By a Lawvere theory, I mean a finite-product category $\mathsf{T}$ equipped with a distinguished object, such that every object of $\mathsf{T}$ can be expressed as a finite product of the distinguished object.

Now let $X$ denote an object of a finite-product category $\mathbf{C}$. Then $X$ gives rise to a Lawvere theory $\mathrm{Lawv}(X)$ with distinguished object $X$, defined as the full subcategory of $\mathbf{C}$ induced by the objects $\{X^n \mid n:\mathbb{N}\}.$

*Examples.*

Viewing $2$ as an object of $\mathbf{Set}$, we see that the arrows of $\mathbf{Lawv}(2)$ are "truth tables." Hence $\mathbf{Lawv}(2)$ is the Lawvere theory of Boolean algebras.

Let $\mathbb{K}$ denote a field. Write $U_{\mathrm{Mod}}(\mathbb{K})$ for the underlying $\mathbb{K}$-module. Then $\mathbf{Lawv}(U_{\mathrm{Mod}}(\mathbb{K}))$ is the Lawvere theory of $\mathbb{K}$-modules.

Question.Is it true that for all Lawvere theories $\mathsf{T}$, there exists a Lawvere theory $\mathsf{S}$ and an $\mathsf{S}$-algebra $X$ such that $\mathrm{Lawv}(X) \cong \mathsf{T}$?
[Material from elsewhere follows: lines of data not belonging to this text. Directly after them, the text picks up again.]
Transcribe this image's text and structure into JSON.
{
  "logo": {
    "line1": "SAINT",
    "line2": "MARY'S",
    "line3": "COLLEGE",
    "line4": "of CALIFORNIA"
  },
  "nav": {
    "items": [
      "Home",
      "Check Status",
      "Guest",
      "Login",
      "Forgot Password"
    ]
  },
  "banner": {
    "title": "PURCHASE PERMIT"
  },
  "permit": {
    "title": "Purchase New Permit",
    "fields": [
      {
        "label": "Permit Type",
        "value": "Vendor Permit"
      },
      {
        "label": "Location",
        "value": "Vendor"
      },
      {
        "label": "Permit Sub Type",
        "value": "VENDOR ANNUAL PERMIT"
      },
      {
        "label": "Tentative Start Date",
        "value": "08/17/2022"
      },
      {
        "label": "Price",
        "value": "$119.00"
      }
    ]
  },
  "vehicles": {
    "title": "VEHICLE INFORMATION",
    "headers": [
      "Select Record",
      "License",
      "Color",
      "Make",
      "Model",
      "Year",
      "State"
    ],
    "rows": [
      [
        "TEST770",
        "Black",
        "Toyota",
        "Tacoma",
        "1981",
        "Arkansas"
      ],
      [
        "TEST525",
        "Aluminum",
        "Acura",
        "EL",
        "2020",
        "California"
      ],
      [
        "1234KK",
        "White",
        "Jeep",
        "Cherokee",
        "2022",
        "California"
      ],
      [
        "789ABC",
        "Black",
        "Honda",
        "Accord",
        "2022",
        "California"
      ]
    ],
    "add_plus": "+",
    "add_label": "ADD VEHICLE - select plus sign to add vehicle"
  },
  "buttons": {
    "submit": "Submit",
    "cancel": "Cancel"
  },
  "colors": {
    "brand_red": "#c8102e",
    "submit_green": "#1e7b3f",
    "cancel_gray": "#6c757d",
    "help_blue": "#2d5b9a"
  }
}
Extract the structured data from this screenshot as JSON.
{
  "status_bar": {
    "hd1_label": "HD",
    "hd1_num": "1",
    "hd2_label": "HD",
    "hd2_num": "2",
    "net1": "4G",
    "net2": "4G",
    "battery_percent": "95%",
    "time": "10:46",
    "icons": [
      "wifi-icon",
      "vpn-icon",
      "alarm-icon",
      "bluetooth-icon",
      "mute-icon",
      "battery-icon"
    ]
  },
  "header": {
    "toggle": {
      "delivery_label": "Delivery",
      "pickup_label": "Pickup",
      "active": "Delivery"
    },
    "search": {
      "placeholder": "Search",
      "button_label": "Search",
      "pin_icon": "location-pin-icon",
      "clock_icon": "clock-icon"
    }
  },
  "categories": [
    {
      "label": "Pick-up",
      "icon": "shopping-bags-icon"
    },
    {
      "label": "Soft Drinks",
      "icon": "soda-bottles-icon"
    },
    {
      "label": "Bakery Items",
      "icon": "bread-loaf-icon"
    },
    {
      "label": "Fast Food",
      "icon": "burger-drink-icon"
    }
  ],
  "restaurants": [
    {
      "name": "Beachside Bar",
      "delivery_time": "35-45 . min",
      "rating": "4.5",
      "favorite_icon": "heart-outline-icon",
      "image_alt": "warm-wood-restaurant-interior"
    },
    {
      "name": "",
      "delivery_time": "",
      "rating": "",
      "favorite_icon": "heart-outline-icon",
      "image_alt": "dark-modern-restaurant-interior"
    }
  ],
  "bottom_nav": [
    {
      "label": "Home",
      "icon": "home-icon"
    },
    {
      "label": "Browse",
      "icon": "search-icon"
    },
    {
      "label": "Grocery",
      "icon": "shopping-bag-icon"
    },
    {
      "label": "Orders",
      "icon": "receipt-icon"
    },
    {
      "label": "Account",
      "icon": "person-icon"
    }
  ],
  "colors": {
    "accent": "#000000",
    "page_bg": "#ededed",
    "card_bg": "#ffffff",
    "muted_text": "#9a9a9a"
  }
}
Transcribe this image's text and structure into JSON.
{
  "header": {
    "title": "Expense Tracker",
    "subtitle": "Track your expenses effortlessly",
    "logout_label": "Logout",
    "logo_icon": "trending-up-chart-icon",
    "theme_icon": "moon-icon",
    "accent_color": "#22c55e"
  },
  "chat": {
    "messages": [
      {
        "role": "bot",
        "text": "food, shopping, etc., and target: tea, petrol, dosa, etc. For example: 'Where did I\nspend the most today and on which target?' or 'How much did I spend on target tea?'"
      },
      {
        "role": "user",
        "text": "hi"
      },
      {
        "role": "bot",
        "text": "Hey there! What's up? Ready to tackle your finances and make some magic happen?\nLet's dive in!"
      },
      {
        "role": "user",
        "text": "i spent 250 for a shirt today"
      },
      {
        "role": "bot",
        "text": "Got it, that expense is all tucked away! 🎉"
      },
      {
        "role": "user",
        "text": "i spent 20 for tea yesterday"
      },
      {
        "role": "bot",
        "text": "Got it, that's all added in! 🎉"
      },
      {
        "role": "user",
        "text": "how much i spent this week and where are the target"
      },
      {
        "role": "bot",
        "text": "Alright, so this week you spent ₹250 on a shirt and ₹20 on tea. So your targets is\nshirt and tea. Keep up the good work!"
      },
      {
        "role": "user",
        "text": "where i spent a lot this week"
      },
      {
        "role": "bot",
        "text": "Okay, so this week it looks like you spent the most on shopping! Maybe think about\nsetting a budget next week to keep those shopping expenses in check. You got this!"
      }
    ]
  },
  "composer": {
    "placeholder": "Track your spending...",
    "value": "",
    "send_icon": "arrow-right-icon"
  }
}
oppositeof any Lawvere theory embeds in the category of algebras in a canonical way. $\endgroup$ – Zhen Lin Jul 28 '15 at 2:32